Day 1: Department of Health and Human Services, et al. vs. Florida
WASHINGTON — Outside the Supreme Court, a cacophony of shouts, chants and jeers Monday brought home the raw emotion over the health care law, but inside, it was a day of relative calm and agreement.
The justices appeared to reject the argument that the case had to be put aside because of a 145-year-old law that says tax issues cannot be challenged until the tax goes into effect — 2015 in this case.
"What is the parade of horribles?" Justice Sonia Sotomayor asked a lawyer who argued the case was premature under the Anti-Injunction Act of 1867 and would lead to a flood of cases sidestepping normal procedure under law.

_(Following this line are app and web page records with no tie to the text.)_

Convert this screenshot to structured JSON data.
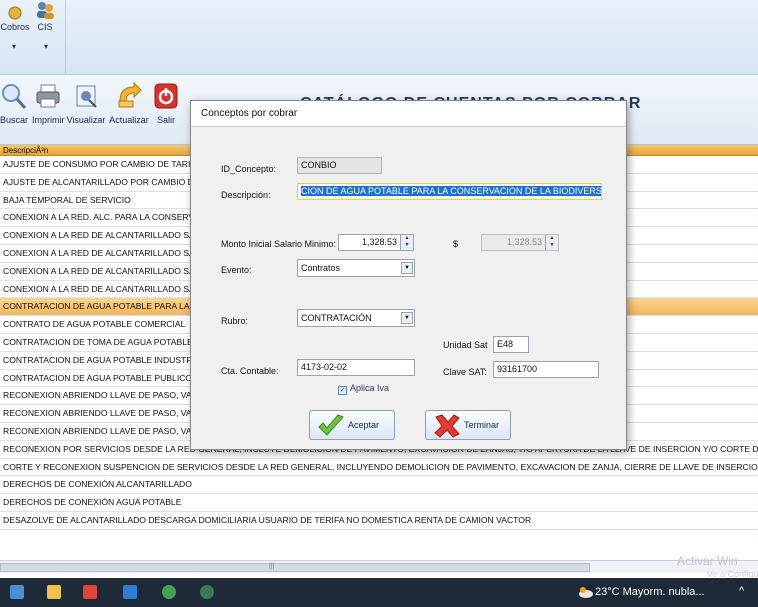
{
  "ribbon": {
    "cobros_label": "Cobros",
    "cis_label": "CIS",
    "drop_glyph": "▾"
  },
  "toolbar": {
    "buscar_label": "Buscar",
    "imprimir_label": "Imprimir",
    "visualizar_label": "Visualizar",
    "actualizar_label": "Actualizar",
    "salir_label": "Salir",
    "background_title": "CATÁLOGO DE CUENTAS POR COBRAR"
  },
  "grid": {
    "header": "DescripciÃ³n",
    "rows": [
      "AJUSTE DE CONSUMO  POR CAMBIO DE TARIFA",
      "AJUSTE DE ALCANTARILLADO POR CAMBIO DE TARIFA",
      "BAJA TEMPORAL DE SERVICIO",
      "CONEXION A LA RED. ALC. PARA LA CONSERVACION DE LA BIODIVERSIDAD",
      "CONEXION A LA RED DE ALCANTARILLADO SANITARIO",
      "CONEXION A LA RED DE ALCANTARILLADO SANITARIO",
      "CONEXION A LA RED DE ALCANTARILLADO SANITARIO",
      "CONEXION A LA RED DE ALCANTARILLADO SANITARIO",
      "CONTRATACION DE AGUA POTABLE PARA LA CONSERVACION DE LA BIODIVERSIDAD",
      "CONTRATO DE AGUA POTABLE COMERCIAL",
      "CONTRATACION DE TOMA DE AGUA POTABLE DOMESTICA",
      "CONTRATACION DE AGUA POTABLE INDUSTRIAL",
      "CONTRATACION DE AGUA POTABLE PUBLICO",
      "RECONEXION ABRIENDO LLAVE DE PASO, VALVULA LIMITADORA DE FLUJO O LLAVE DE BANQUETA",
      "RECONEXION ABRIENDO LLAVE DE PASO, VALVULA LIMITADORA DE FLUJO O LLAVE DE BANQUETA",
      "RECONEXION ABRIENDO LLAVE DE PASO, VALVULA LIMITADORA DE FLUJO O LLAVE DE BANQUETA REMOVIENDO PREVIO Y SELLO INDUSTRIAL",
      "RECONEXION POR SERVICIOS DESDE LA RED GENERAL, INCLUYE DEMOLICION DE PAVIMENTO, EXCAVACION DE ZANJAS, Y/O APERTURA DE LA LLAVE DE INSERCION Y/O CORTE DE TUBERIA",
      "CORTE Y RECONEXION  SUSPENCION DE SERVICIOS DESDE LA RED GENERAL, INCLUYENDO DEMOLICION DE PAVIMENTO, EXCAVACION DE ZANJA, CIERRE DE LLAVE DE INSERCION Y/O CORTE",
      "DERECHOS DE CONEXIÓN ALCANTARILLADO",
      "DERECHOS DE CONEXIÓN AGUA POTABLE",
      "DESAZOLVE DE ALCANTARILLADO DESCARGA DOMICILIARIA USUARIO DE TERIFA NO DOMESTICA RENTA DE CAMION VACTOR"
    ],
    "selected_index": 8,
    "scroll_grip": "|||"
  },
  "dialog": {
    "title": "Conceptos por cobrar",
    "id_label": "ID_Concepto:",
    "id_value": "CONBIO",
    "desc_label": "Descripción:",
    "desc_value": "CION DE AGUA POTABLE PARA LA CONSERVACION DE LA BIODIVERSIDAD",
    "monto_label": "Monto Inicial Salario Minimo:",
    "monto_value": "1,328.53",
    "currency_label": "$",
    "monto_pesos_value": "1,328.53",
    "evento_label": "Evento:",
    "evento_value": "Contratos",
    "rubro_label": "Rubro:",
    "rubro_value": "CONTRATACIÓN",
    "unidad_label": "Unidad Sat",
    "unidad_value": "E48",
    "cta_label": "Cta. Contable:",
    "cta_value": "4173-02-02",
    "clave_label": "Clave SAT:",
    "clave_value": "93161700",
    "aplica_iva_label": "Aplica Iva",
    "aplica_iva_checked": true,
    "aceptar_label": "Aceptar",
    "terminar_label": "Terminar"
  },
  "watermark": {
    "line1": "Activar Win",
    "line2": "Ve a Configura"
  },
  "taskbar": {
    "weather": "23°C  Mayorm. nubla...",
    "caret": "^"
  },
  "colors": {
    "selected_row": "#f4b45c",
    "header": "#e7a43c",
    "highlight": "#1c6fd3"
  }
}
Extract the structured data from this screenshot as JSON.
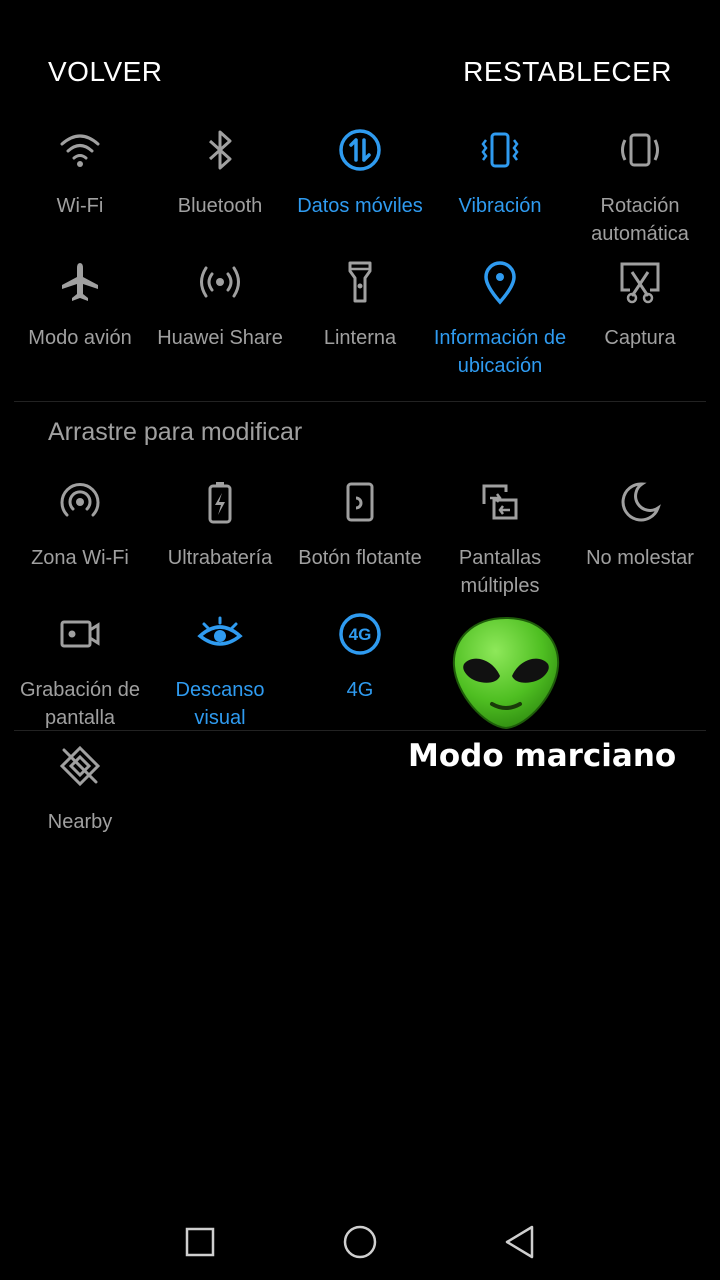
{
  "header": {
    "back_label": "VOLVER",
    "reset_label": "RESTABLECER"
  },
  "active_tiles": [
    {
      "label": "Wi-Fi",
      "icon": "wifi-icon",
      "active": false
    },
    {
      "label": "Bluetooth",
      "icon": "bluetooth-icon",
      "active": false
    },
    {
      "label": "Datos móviles",
      "icon": "mobile-data-icon",
      "active": true
    },
    {
      "label": "Vibración",
      "icon": "vibration-icon",
      "active": true
    },
    {
      "label": "Rotación automática",
      "icon": "auto-rotate-icon",
      "active": false
    },
    {
      "label": "Modo avión",
      "icon": "airplane-icon",
      "active": false
    },
    {
      "label": "Huawei Share",
      "icon": "huawei-share-icon",
      "active": false
    },
    {
      "label": "Linterna",
      "icon": "flashlight-icon",
      "active": false
    },
    {
      "label": "Información de ubicación",
      "icon": "location-icon",
      "active": true
    },
    {
      "label": "Captura",
      "icon": "screenshot-icon",
      "active": false
    }
  ],
  "hint": "Arrastre para modificar",
  "available_tiles": [
    {
      "label": "Zona Wi-Fi",
      "icon": "hotspot-icon",
      "active": false
    },
    {
      "label": "Ultrabatería",
      "icon": "battery-saver-icon",
      "active": false
    },
    {
      "label": "Botón flotante",
      "icon": "floating-button-icon",
      "active": false
    },
    {
      "label": "Pantallas múltiples",
      "icon": "multi-screen-icon",
      "active": false
    },
    {
      "label": "No molestar",
      "icon": "moon-icon",
      "active": false
    },
    {
      "label": "Grabación de pantalla",
      "icon": "screen-record-icon",
      "active": false
    },
    {
      "label": "Descanso visual",
      "icon": "eye-icon",
      "active": true
    },
    {
      "label": "4G",
      "icon": "4g-icon",
      "active": true
    },
    {
      "label": "Nearby",
      "icon": "nearby-icon",
      "active": false
    }
  ],
  "overlay": {
    "emoji": "alien-emoji",
    "caption": "Modo marciano"
  },
  "colors": {
    "background": "#000000",
    "active": "#2f9bf0",
    "inactive": "#a0a0a0",
    "header_text": "#ffffff",
    "alien_green": "#5fcf2a"
  },
  "navbar": {
    "back": "back-triangle-icon",
    "home": "home-circle-icon",
    "recents": "recents-square-icon"
  }
}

But lawyers for the two main parties in the case — the Obama administration and the collection of states in opposition, including Florida — were on the same page, contending the matter was too important not to take up and that the tax wasn't a tax but a "penalty."
"This case presents issues of great moment, and the Anti-Injunction Act does not bar the court's consideration of those issues," Solicitor General Donald Verrilli said. (story here)